International concerns about copyright on the internet and in print publications can seem a little far off from our position here at the southern tip of the world.
Acronyms like TRIPS, PIPA and SOPA have Americans up in arms because of the heavy handed trade-offs between personal freedom and copyright protection contained therein, but here in South Africa such matters can seem a little academic.
This is before one considers that the biggest proposed revision to South African copyright law for decades has recently been drawn up by the Department of Trade and Industry (DTI), and its effects are potentially far reaching. It’s been both praised and criticised by activists at the Electronic Frontier Foundation, and the good news is that the deadline for commenting on the draft Copyright Amendment Bill has been extended until next week.
Originally, public comments on the Bill were scheduled to be closed on August 27th, but this has now been extended until September 16th.
We asked Dr Tobias Schonwetter, Director of University of Cape Town’s Intellectual Property Unit and Regional Coordinator (Africa) for Creative Commons, to outline a few of the 49 page Bill’s most pertinent points.
Many organisations have already submitted comment – much of it highly critical – and Schonwetter believes that the extension of the draft Bill is due to repeated requests for an extension from groups that have yet to submit their comments.
“This Bill tackles a number of highly complex issues that require consultation with those most affected by the changes – authors and users of creative materials alike,” says Schonwetter, “and a proper consultation process takes time. We have waited for many years for a revision of our outdated Copyright Act.”
Schonwetter is of the opinion that copyright law in South Africa is definitely in need of an overhaul, and it needs to be adjusted to fit into the digital age. So far, he says, The DTI has appeared receptive to criticism of the original Bill.
“I have thus far been impressed by the way the DTI has handled the consultation process. This whole process has been very open, respectful and transparent,” he says, “I particularly like the DTI’s approach to request model language from experts in the field to further improve the draft legislation.”

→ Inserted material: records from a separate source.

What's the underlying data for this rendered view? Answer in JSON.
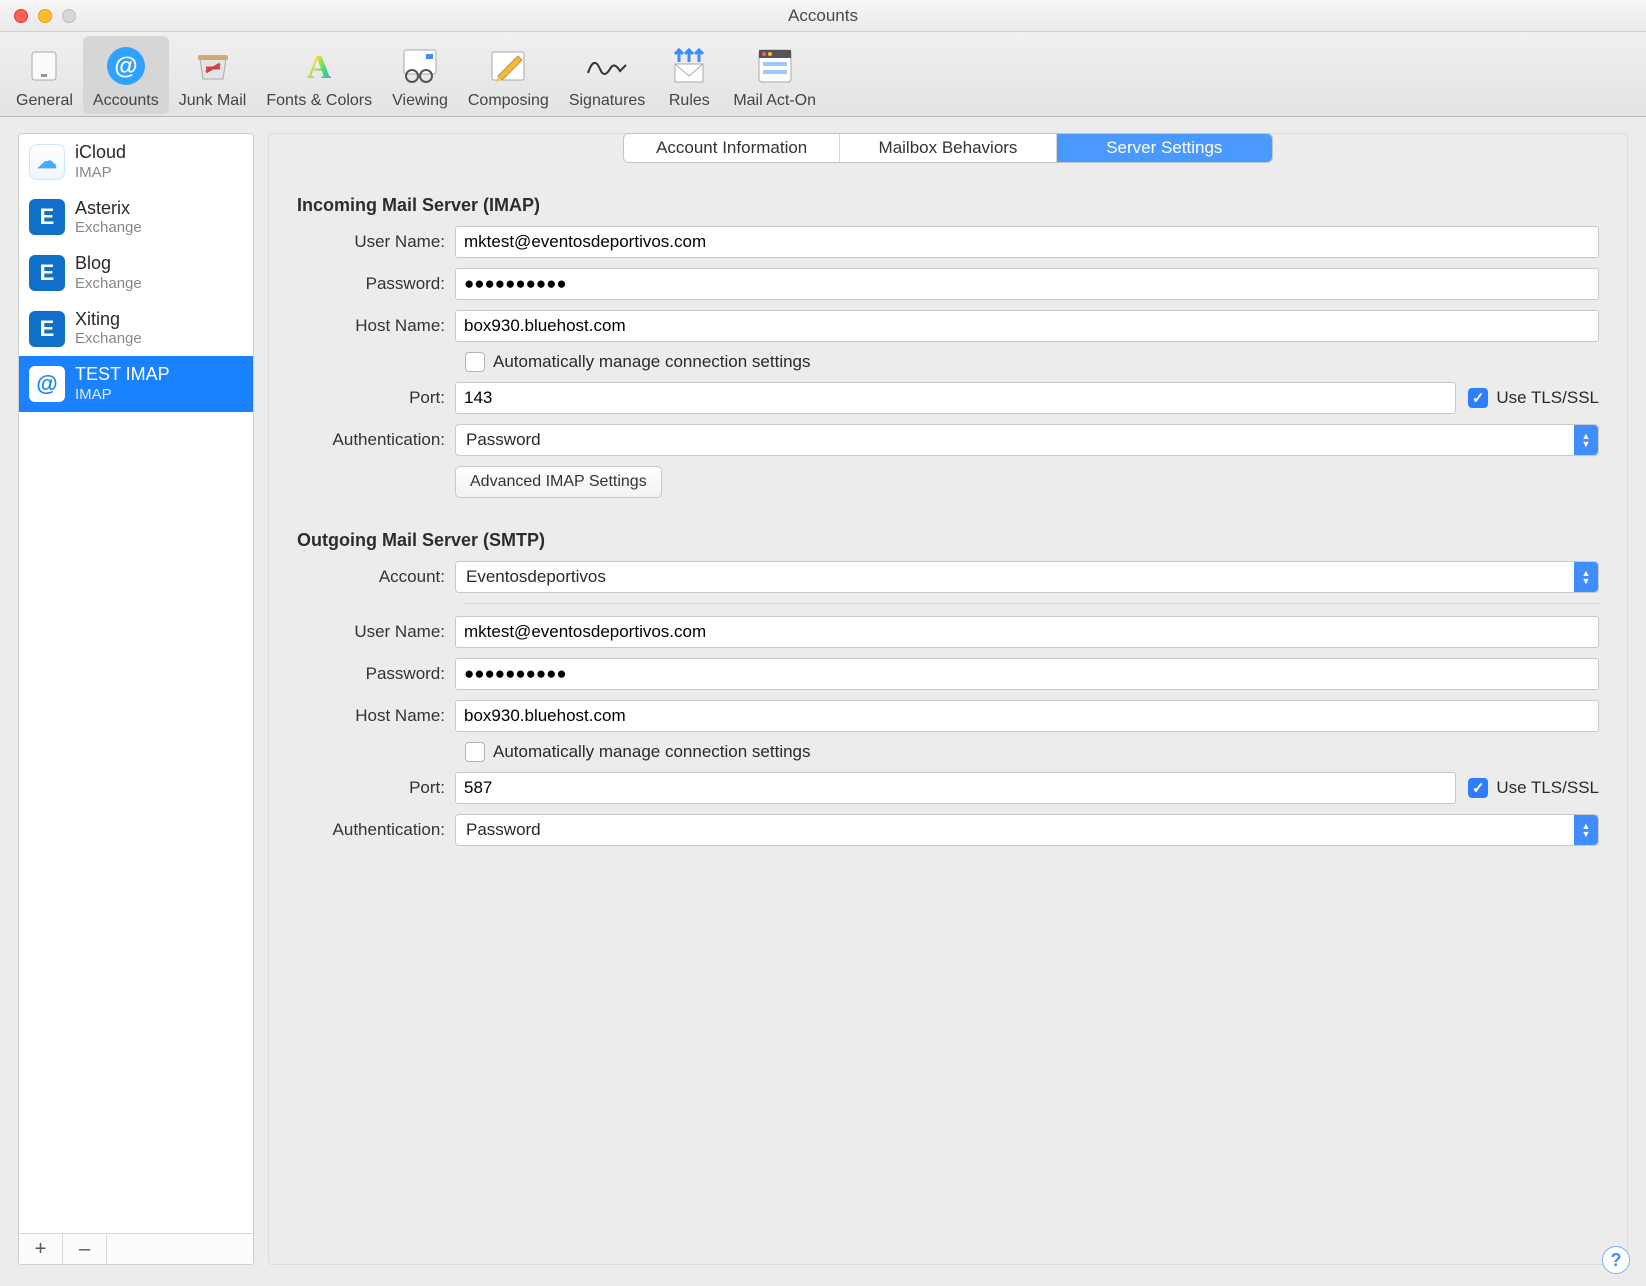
{
  "window": {
    "title": "Accounts"
  },
  "toolbar": {
    "items": [
      {
        "label": "General"
      },
      {
        "label": "Accounts"
      },
      {
        "label": "Junk Mail"
      },
      {
        "label": "Fonts & Colors"
      },
      {
        "label": "Viewing"
      },
      {
        "label": "Composing"
      },
      {
        "label": "Signatures"
      },
      {
        "label": "Rules"
      },
      {
        "label": "Mail Act-On"
      }
    ]
  },
  "sidebar": {
    "accounts": [
      {
        "name": "iCloud",
        "type": "IMAP"
      },
      {
        "name": "Asterix",
        "type": "Exchange"
      },
      {
        "name": "Blog",
        "type": "Exchange"
      },
      {
        "name": "Xiting",
        "type": "Exchange"
      },
      {
        "name": "TEST IMAP",
        "type": "IMAP"
      }
    ],
    "add_label": "+",
    "remove_label": "–"
  },
  "tabs": [
    {
      "label": "Account Information"
    },
    {
      "label": "Mailbox Behaviors"
    },
    {
      "label": "Server Settings"
    }
  ],
  "labels": {
    "incoming_section": "Incoming Mail Server (IMAP)",
    "outgoing_section": "Outgoing Mail Server (SMTP)",
    "user_name": "User Name:",
    "password": "Password:",
    "host_name": "Host Name:",
    "auto_manage": "Automatically manage connection settings",
    "port": "Port:",
    "use_tls": "Use TLS/SSL",
    "authentication": "Authentication:",
    "advanced_imap": "Advanced IMAP Settings",
    "account": "Account:",
    "help": "?"
  },
  "incoming": {
    "user_name": "mktest@eventosdeportivos.com",
    "password": "●●●●●●●●●●",
    "host_name": "box930.bluehost.com",
    "auto_manage_checked": false,
    "port": "143",
    "tls_checked": true,
    "authentication": "Password"
  },
  "outgoing": {
    "account": "Eventosdeportivos",
    "user_name": "mktest@eventosdeportivos.com",
    "password": "●●●●●●●●●●",
    "host_name": "box930.bluehost.com",
    "auto_manage_checked": false,
    "port": "587",
    "tls_checked": true,
    "authentication": "Password"
  }
}
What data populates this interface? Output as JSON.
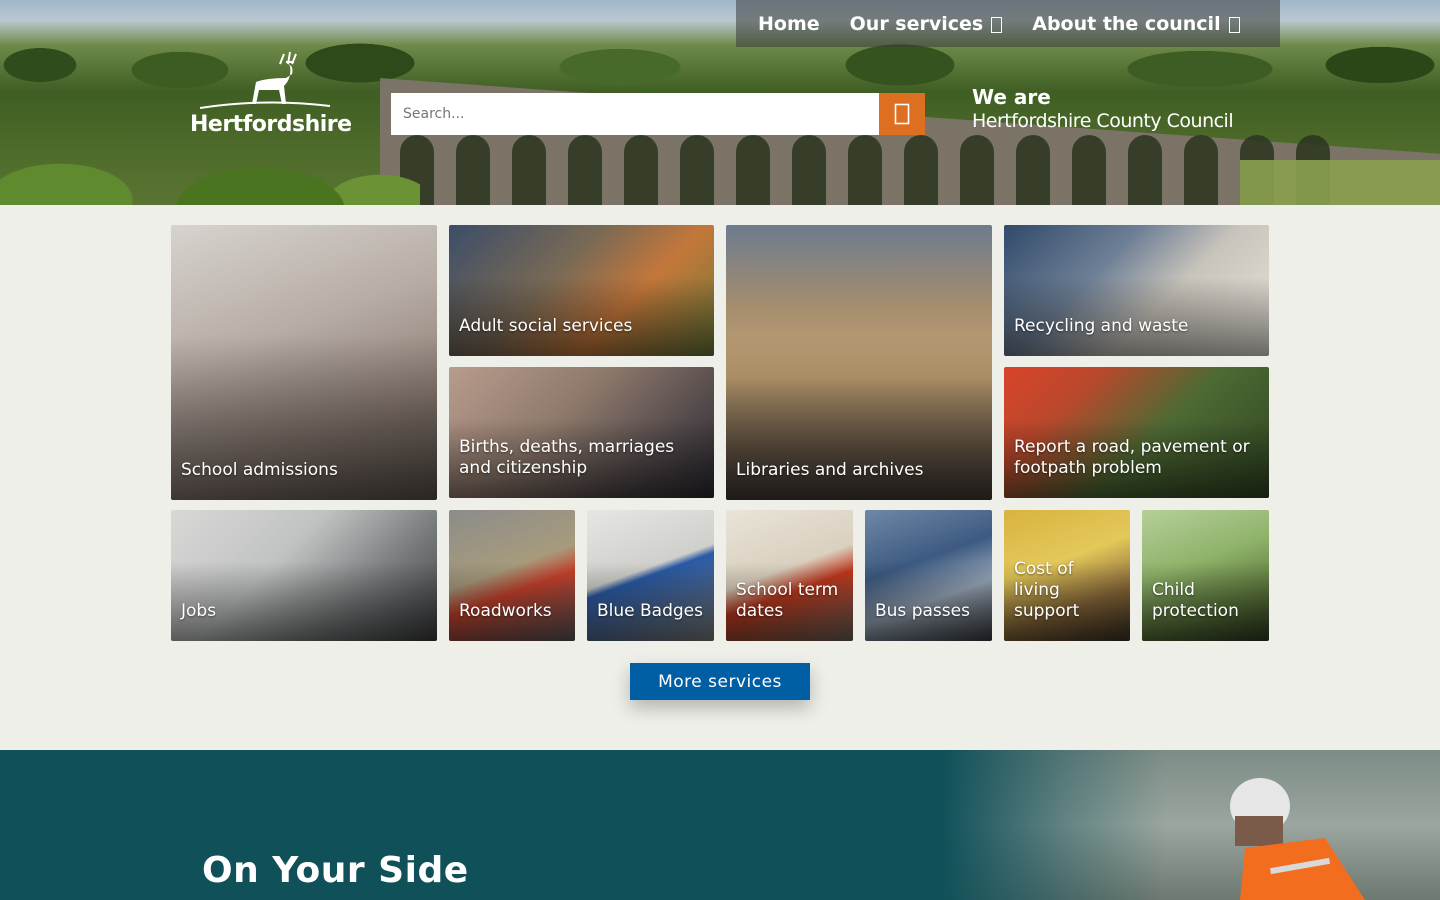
{
  "nav": {
    "home": "Home",
    "our_services": "Our services",
    "about": "About the council"
  },
  "logo": {
    "text": "Hertfordshire"
  },
  "search": {
    "placeholder": "Search..."
  },
  "tagline": {
    "we_are": "We are",
    "name": "Hertfordshire County Council"
  },
  "tiles": [
    {
      "label": "School admissions"
    },
    {
      "label": "Adult social services"
    },
    {
      "label": "Libraries and archives"
    },
    {
      "label": "Recycling and waste"
    },
    {
      "label": "Births, deaths, marriages and citizenship"
    },
    {
      "label": "Report a road, pavement or footpath problem"
    },
    {
      "label": "Jobs"
    },
    {
      "label": "Roadworks"
    },
    {
      "label": "Blue Badges"
    },
    {
      "label": "School term dates"
    },
    {
      "label": "Bus passes"
    },
    {
      "label": "Cost of living support"
    },
    {
      "label": "Child protection"
    }
  ],
  "more_services": "More services",
  "band": {
    "heading": "On Your Side"
  },
  "colors": {
    "search_button": "#de6f21",
    "more_button": "#005ea5",
    "band": "#0f5059"
  },
  "icons": {
    "search": "search-icon",
    "dropdown": "chevron-down-icon",
    "logo": "stag-logo-icon"
  }
}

Perhaps the most controversial part of the Bill is around orphan works and the duration of copyright for creators. Under the proposals, copyright on original works can be claimed by a performer or artists for their entire life and, by their estate, for 50 years after their death.

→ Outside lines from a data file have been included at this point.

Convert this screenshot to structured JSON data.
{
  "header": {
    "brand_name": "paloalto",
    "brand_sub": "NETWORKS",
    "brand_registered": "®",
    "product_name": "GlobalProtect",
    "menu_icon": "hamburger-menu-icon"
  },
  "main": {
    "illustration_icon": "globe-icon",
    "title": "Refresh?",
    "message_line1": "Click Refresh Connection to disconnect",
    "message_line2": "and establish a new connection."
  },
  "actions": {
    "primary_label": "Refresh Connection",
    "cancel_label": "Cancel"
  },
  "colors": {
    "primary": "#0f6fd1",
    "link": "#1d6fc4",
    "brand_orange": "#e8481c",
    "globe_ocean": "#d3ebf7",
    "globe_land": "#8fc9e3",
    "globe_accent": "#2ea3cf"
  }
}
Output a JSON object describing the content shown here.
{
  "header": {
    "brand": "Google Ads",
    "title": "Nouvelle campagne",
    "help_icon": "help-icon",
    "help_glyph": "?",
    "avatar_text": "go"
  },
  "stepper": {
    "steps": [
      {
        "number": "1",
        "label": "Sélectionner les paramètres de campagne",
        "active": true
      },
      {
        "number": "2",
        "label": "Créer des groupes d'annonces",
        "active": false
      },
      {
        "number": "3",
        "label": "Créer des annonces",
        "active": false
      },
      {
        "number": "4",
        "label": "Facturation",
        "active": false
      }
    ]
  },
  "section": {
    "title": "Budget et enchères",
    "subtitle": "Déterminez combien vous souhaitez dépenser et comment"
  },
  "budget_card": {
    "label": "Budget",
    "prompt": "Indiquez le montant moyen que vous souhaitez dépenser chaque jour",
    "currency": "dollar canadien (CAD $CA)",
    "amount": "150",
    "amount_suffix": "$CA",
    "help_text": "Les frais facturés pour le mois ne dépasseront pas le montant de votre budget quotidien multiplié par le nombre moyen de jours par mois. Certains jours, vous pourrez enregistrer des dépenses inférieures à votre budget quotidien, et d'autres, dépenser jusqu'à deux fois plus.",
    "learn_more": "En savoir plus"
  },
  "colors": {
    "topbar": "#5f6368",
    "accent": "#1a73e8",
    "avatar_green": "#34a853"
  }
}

This is relatively conservative by international standards, which have been pushing for a 70 year exclusivity period before the copyright on a dead author’s work lapses.

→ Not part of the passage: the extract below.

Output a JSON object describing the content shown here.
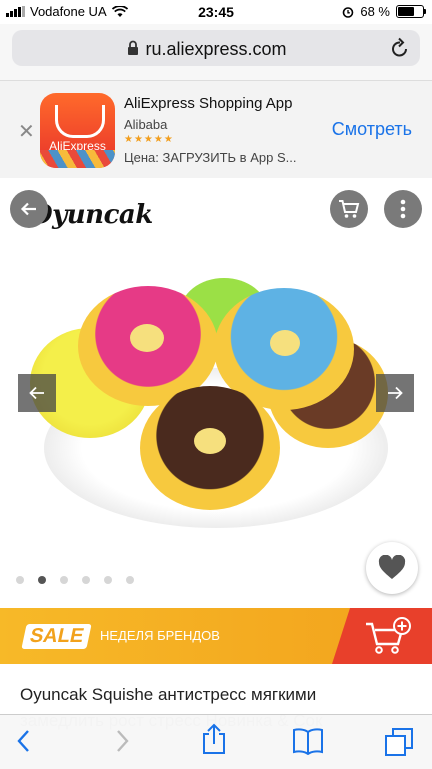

The controversial part, however, is that once copyright lapses or if the original creator of a work cannot be located (and it becomes an orphan work) under the terms of the draft Bill it won’t pass into the public domain. Instead, government will collect royalties due on it.
While that may sound like a great revenue stream, think about it this way: imagine if this law existed in the past and government would be able to charge schools for every performance of Shakespeare they put on. Or if Miriam Makebe had had to pay royalties to the estate of the original author of Qongqothwane?
Schonwetter suggest that instead of the rights falling to the State (or the State trying to figure out what to do with it), it should be entered into the domain of Fair Use.
“What is proposed doesn’t sound like a workable solution and I can see some troubling details here – such as the perpetuity of copyright protection for orphan works,” he says, “In longer discussions with colleagues we realised that based on the experiences in the US – and in light of the DTI’s plan to introduce a fair use provision into our copyright law – it may actually be best to simply rely on fair use in the context of orphan works instead of trying to come up with a orphan works-specific system.”
Schonwetter also argues that the provisions for fair use – the ability to quote an article or song without paying royalties on it – also need to be tightened and there are contradictions within this Bill and with existing legislation.
“The fair use provision, in its current form, is too complicated,” he says. “Moreover, the conflict between the Electronic Communications Act and the Copyright Act is not yet fully resolved. Another concern is that the current draft deals with issues that in my opinion should not be dealt with in our copyright law.”
“Quotas for local content is one such example, performers rights – for which we have the Performers Protection Act – is another. Lastly, the proposed criminal liability for many forms of copyright infringement appears too disproportionate.”
Schonwetter’s Intellectual Property Unit at UCT is planning to submit comment.
“Closer to the deadline we will submit our comments, together with model language. We will speak to most proposed provisions but in line with the work we do at the IP Unit, a key focus will be public interest considerations and adequate opportunities for access to knowledge.”
[Image – CC by 2.0/Sam Teigen]